Work item :: All of the data is to be printed again exactly as it appears.

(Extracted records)
━━━

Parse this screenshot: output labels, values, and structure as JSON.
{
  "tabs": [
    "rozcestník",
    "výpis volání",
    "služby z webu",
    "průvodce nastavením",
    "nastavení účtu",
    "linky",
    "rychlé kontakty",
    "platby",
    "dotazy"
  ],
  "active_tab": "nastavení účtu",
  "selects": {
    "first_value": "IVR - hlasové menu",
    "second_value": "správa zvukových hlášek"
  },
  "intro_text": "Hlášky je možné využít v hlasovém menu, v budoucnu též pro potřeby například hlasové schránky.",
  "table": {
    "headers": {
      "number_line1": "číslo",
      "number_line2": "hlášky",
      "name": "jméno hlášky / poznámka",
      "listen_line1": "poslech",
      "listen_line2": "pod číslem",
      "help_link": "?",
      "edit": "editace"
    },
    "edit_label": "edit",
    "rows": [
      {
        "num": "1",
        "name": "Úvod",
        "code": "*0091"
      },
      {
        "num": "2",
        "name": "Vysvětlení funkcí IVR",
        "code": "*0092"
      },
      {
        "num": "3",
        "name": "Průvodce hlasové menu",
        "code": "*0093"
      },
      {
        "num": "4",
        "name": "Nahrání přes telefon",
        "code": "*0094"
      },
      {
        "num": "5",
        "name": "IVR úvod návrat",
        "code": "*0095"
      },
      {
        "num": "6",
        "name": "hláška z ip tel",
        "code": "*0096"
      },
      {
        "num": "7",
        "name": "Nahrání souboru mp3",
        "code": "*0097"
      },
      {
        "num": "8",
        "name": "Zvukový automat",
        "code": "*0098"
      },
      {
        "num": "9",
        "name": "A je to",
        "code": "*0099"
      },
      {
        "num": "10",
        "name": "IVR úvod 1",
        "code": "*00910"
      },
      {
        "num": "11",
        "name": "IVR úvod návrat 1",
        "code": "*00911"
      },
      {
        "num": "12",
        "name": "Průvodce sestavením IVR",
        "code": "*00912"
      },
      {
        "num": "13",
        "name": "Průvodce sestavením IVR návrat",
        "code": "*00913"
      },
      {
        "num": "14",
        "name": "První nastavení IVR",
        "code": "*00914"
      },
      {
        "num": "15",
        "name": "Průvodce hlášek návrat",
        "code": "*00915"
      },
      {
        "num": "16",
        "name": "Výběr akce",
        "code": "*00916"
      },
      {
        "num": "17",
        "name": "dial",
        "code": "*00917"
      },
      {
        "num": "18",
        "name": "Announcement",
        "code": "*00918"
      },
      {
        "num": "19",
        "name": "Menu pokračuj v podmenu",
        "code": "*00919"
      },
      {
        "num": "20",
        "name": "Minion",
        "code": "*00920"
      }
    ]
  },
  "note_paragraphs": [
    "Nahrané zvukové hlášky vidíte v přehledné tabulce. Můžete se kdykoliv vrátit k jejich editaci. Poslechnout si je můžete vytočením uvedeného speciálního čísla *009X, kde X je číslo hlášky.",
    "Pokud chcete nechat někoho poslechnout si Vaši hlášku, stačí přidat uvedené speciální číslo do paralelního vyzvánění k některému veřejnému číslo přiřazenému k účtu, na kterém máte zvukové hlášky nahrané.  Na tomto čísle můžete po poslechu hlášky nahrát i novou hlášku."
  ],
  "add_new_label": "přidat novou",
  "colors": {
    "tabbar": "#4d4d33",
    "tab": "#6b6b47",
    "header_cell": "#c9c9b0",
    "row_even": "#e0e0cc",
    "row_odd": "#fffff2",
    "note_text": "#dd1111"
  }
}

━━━

Response to the exercise ::
Parse this screenshot: output labels, values, and structure as JSON.
{
  "tabs": [
    "rozcestník",
    "výpis volání",
    "služby z webu",
    "průvodce nastavením",
    "nastavení účtu",
    "linky",
    "rychlé kontakty",
    "platby",
    "dotazy"
  ],
  "active_tab": "nastavení účtu",
  "selects": {
    "first_value": "IVR - hlasové menu",
    "second_value": "správa zvukových hlášek"
  },
  "intro_text": "Hlášky je možné využít v hlasovém menu, v budoucnu též pro potřeby například hlasové schránky.",
  "table": {
    "headers": {
      "number_line1": "číslo",
      "number_line2": "hlášky",
      "name": "jméno hlášky / poznámka",
      "listen_line1": "poslech",
      "listen_line2": "pod číslem",
      "help_link": "?",
      "edit": "editace"
    },
    "edit_label": "edit",
    "rows": [
      {
        "num": "1",
        "name": "Úvod",
        "code": "*0091"
      },
      {
        "num": "2",
        "name": "Vysvětlení funkcí IVR",
        "code": "*0092"
      },
      {
        "num": "3",
        "name": "Průvodce hlasové menu",
        "code": "*0093"
      },
      {
        "num": "4",
        "name": "Nahrání přes telefon",
        "code": "*0094"
      },
      {
        "num": "5",
        "name": "IVR úvod návrat",
        "code": "*0095"
      },
      {
        "num": "6",
        "name": "hláška z ip tel",
        "code": "*0096"
      },
      {
        "num": "7",
        "name": "Nahrání souboru mp3",
        "code": "*0097"
      },
      {
        "num": "8",
        "name": "Zvukový automat",
        "code": "*0098"
      },
      {
        "num": "9",
        "name": "A je to",
        "code": "*0099"
      },
      {
        "num": "10",
        "name": "IVR úvod 1",
        "code": "*00910"
      },
      {
        "num": "11",
        "name": "IVR úvod návrat 1",
        "code": "*00911"
      },
      {
        "num": "12",
        "name": "Průvodce sestavením IVR",
        "code": "*00912"
      },
      {
        "num": "13",
        "name": "Průvodce sestavením IVR návrat",
        "code": "*00913"
      },
      {
        "num": "14",
        "name": "První nastavení IVR",
        "code": "*00914"
      },
      {
        "num": "15",
        "name": "Průvodce hlášek návrat",
        "code": "*00915"
      },
      {
        "num": "16",
        "name": "Výběr akce",
        "code": "*00916"
      },
      {
        "num": "17",
        "name": "dial",
        "code": "*00917"
      },
      {
        "num": "18",
        "name": "Announcement",
        "code": "*00918"
      },
      {
        "num": "19",
        "name": "Menu pokračuj v podmenu",
        "code": "*00919"
      },
      {
        "num": "20",
        "name": "Minion",
        "code": "*00920"
      }
    ]
  },
  "note_paragraphs": [
    "Nahrané zvukové hlášky vidíte v přehledné tabulce. Můžete se kdykoliv vrátit k jejich editaci. Poslechnout si je můžete vytočením uvedeného speciálního čísla *009X, kde X je číslo hlášky.",
    "Pokud chcete nechat někoho poslechnout si Vaši hlášku, stačí přidat uvedené speciální číslo do paralelního vyzvánění k některému veřejnému číslo přiřazenému k účtu, na kterém máte zvukové hlášky nahrané.  Na tomto čísle můžete po poslechu hlášky nahrát i novou hlášku."
  ],
  "add_new_label": "přidat novou",
  "colors": {
    "tabbar": "#4d4d33",
    "tab": "#6b6b47",
    "header_cell": "#c9c9b0",
    "row_even": "#e0e0cc",
    "row_odd": "#fffff2",
    "note_text": "#dd1111"
  }
}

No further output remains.